*WHAT IS BEING ASKED:* Filter the records down to the lines that hold the word "JSON", and copy each of those lines.

*GIVEN DATA:*
■ ■ ■ ■
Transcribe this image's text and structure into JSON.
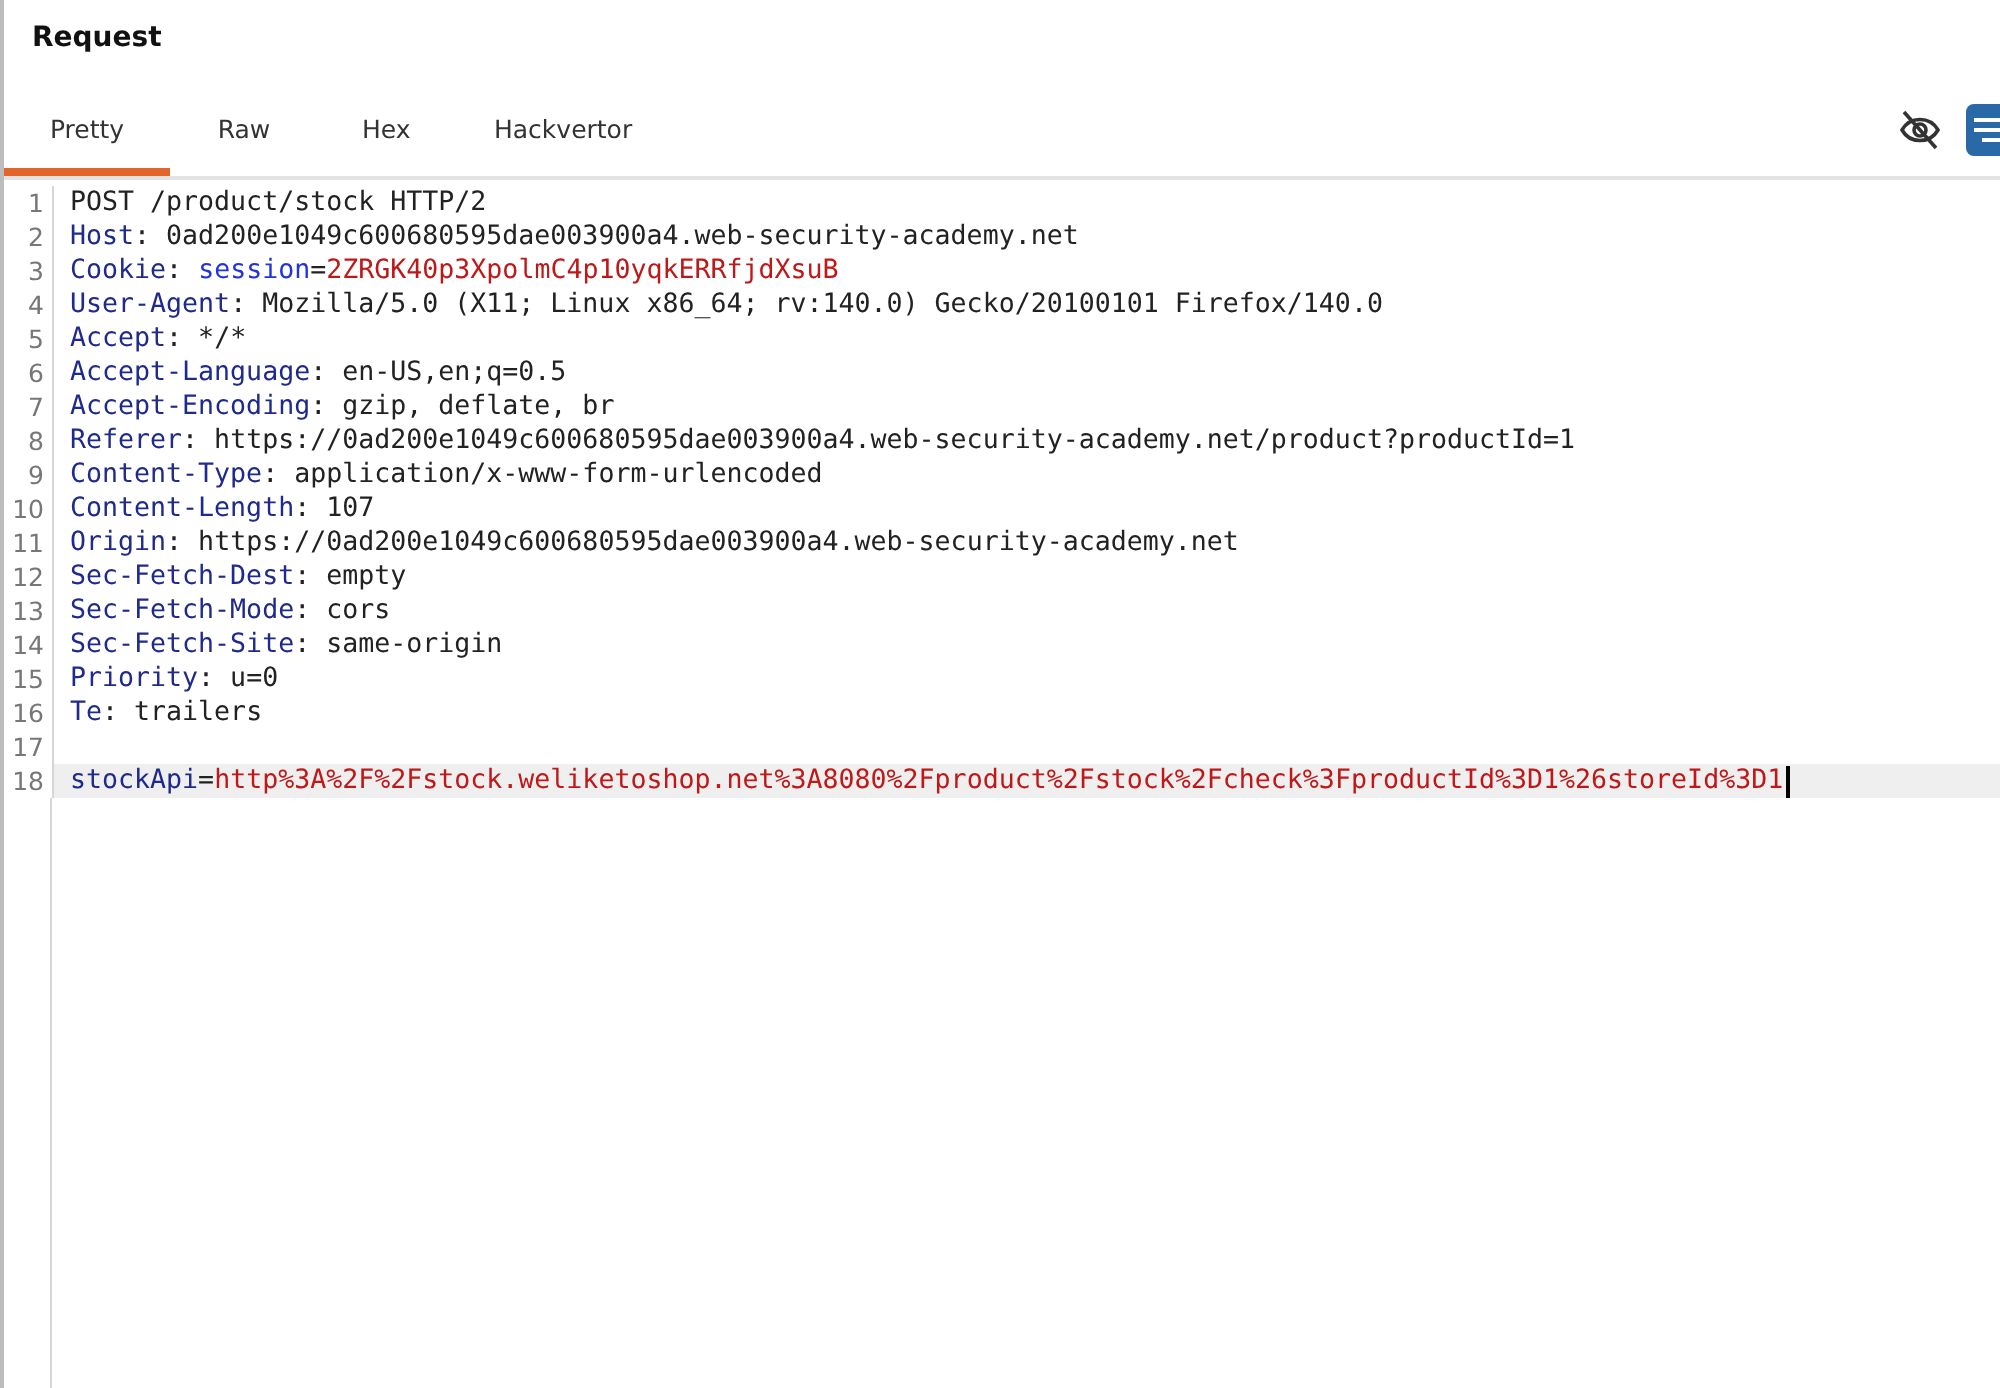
{
  "panel": {
    "title": "Request"
  },
  "tabs": [
    {
      "label": "Pretty",
      "selected": true
    },
    {
      "label": "Raw",
      "selected": false
    },
    {
      "label": "Hex",
      "selected": false
    },
    {
      "label": "Hackvertor",
      "selected": false
    }
  ],
  "editor": {
    "lines": [
      {
        "number": "1",
        "current": false,
        "segments": [
          {
            "kind": "plain",
            "text": "POST /product/stock HTTP/2"
          }
        ]
      },
      {
        "number": "2",
        "current": false,
        "segments": [
          {
            "kind": "name",
            "text": "Host"
          },
          {
            "kind": "plain",
            "text": ": 0ad200e1049c600680595dae003900a4.web-security-academy.net"
          }
        ]
      },
      {
        "number": "3",
        "current": false,
        "segments": [
          {
            "kind": "name",
            "text": "Cookie"
          },
          {
            "kind": "plain",
            "text": ": "
          },
          {
            "kind": "param",
            "text": "session"
          },
          {
            "kind": "plain",
            "text": "="
          },
          {
            "kind": "value",
            "text": "2ZRGK40p3XpolmC4p10yqkERRfjdXsuB"
          }
        ]
      },
      {
        "number": "4",
        "current": false,
        "segments": [
          {
            "kind": "name",
            "text": "User-Agent"
          },
          {
            "kind": "plain",
            "text": ": Mozilla/5.0 (X11; Linux x86_64; rv:140.0) Gecko/20100101 Firefox/140.0"
          }
        ]
      },
      {
        "number": "5",
        "current": false,
        "segments": [
          {
            "kind": "name",
            "text": "Accept"
          },
          {
            "kind": "plain",
            "text": ": */*"
          }
        ]
      },
      {
        "number": "6",
        "current": false,
        "segments": [
          {
            "kind": "name",
            "text": "Accept-Language"
          },
          {
            "kind": "plain",
            "text": ": en-US,en;q=0.5"
          }
        ]
      },
      {
        "number": "7",
        "current": false,
        "segments": [
          {
            "kind": "name",
            "text": "Accept-Encoding"
          },
          {
            "kind": "plain",
            "text": ": gzip, deflate, br"
          }
        ]
      },
      {
        "number": "8",
        "current": false,
        "segments": [
          {
            "kind": "name",
            "text": "Referer"
          },
          {
            "kind": "plain",
            "text": ": https://0ad200e1049c600680595dae003900a4.web-security-academy.net/product?productId=1"
          }
        ]
      },
      {
        "number": "9",
        "current": false,
        "segments": [
          {
            "kind": "name",
            "text": "Content-Type"
          },
          {
            "kind": "plain",
            "text": ": application/x-www-form-urlencoded"
          }
        ]
      },
      {
        "number": "10",
        "current": false,
        "segments": [
          {
            "kind": "name",
            "text": "Content-Length"
          },
          {
            "kind": "plain",
            "text": ": 107"
          }
        ]
      },
      {
        "number": "11",
        "current": false,
        "segments": [
          {
            "kind": "name",
            "text": "Origin"
          },
          {
            "kind": "plain",
            "text": ": https://0ad200e1049c600680595dae003900a4.web-security-academy.net"
          }
        ]
      },
      {
        "number": "12",
        "current": false,
        "segments": [
          {
            "kind": "name",
            "text": "Sec-Fetch-Dest"
          },
          {
            "kind": "plain",
            "text": ": empty"
          }
        ]
      },
      {
        "number": "13",
        "current": false,
        "segments": [
          {
            "kind": "name",
            "text": "Sec-Fetch-Mode"
          },
          {
            "kind": "plain",
            "text": ": cors"
          }
        ]
      },
      {
        "number": "14",
        "current": false,
        "segments": [
          {
            "kind": "name",
            "text": "Sec-Fetch-Site"
          },
          {
            "kind": "plain",
            "text": ": same-origin"
          }
        ]
      },
      {
        "number": "15",
        "current": false,
        "segments": [
          {
            "kind": "name",
            "text": "Priority"
          },
          {
            "kind": "plain",
            "text": ": u=0"
          }
        ]
      },
      {
        "number": "16",
        "current": false,
        "segments": [
          {
            "kind": "name",
            "text": "Te"
          },
          {
            "kind": "plain",
            "text": ": trailers"
          }
        ]
      },
      {
        "number": "17",
        "current": false
      },
      {
        "number": "18",
        "current": true,
        "segments": [
          {
            "kind": "name",
            "text": "stockApi"
          },
          {
            "kind": "plain",
            "text": "="
          },
          {
            "kind": "value",
            "text": "http%3A%2F%2Fstock.weliketoshop.net%3A8080%2Fproduct%2Fstock%2Fcheck%3FproductId%3D1%26storeId%3D1"
          }
        ]
      }
    ]
  }
}
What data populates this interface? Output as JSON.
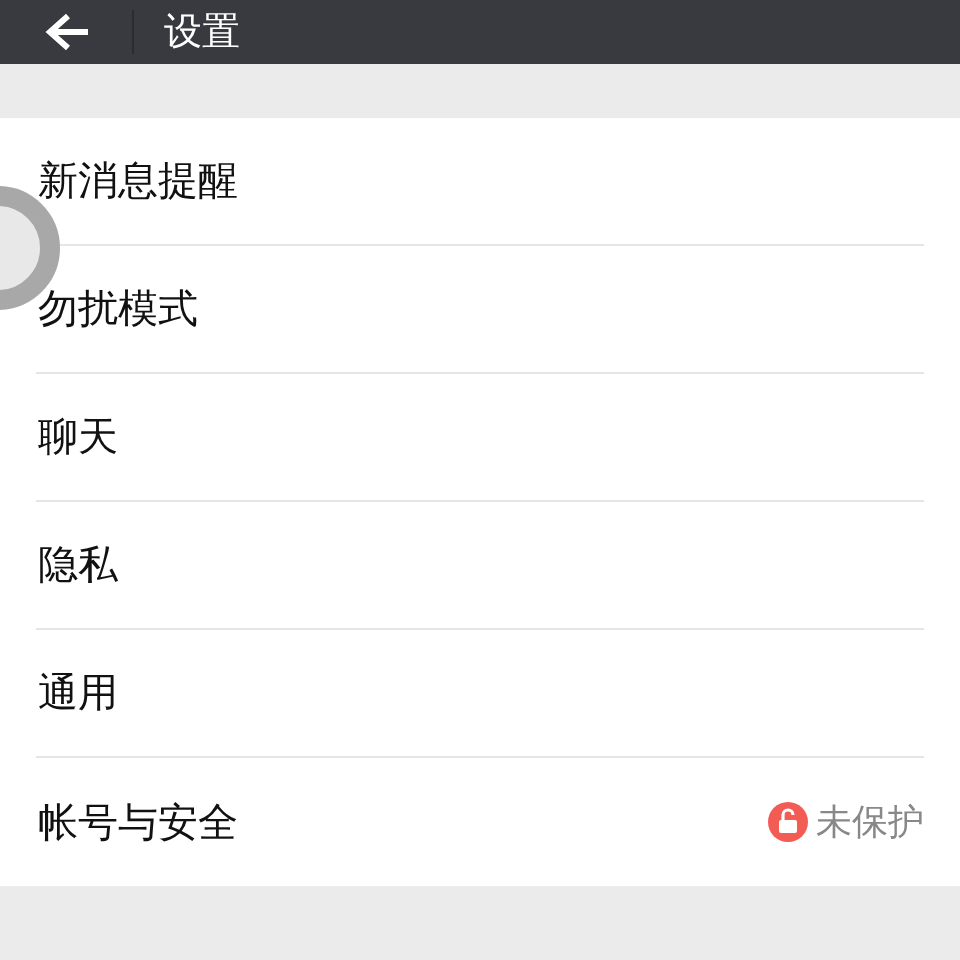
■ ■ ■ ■
*RESULT BELOW:*
Transcribe this image's text and structure into JSON.
What data populates this interface? Output as JSON.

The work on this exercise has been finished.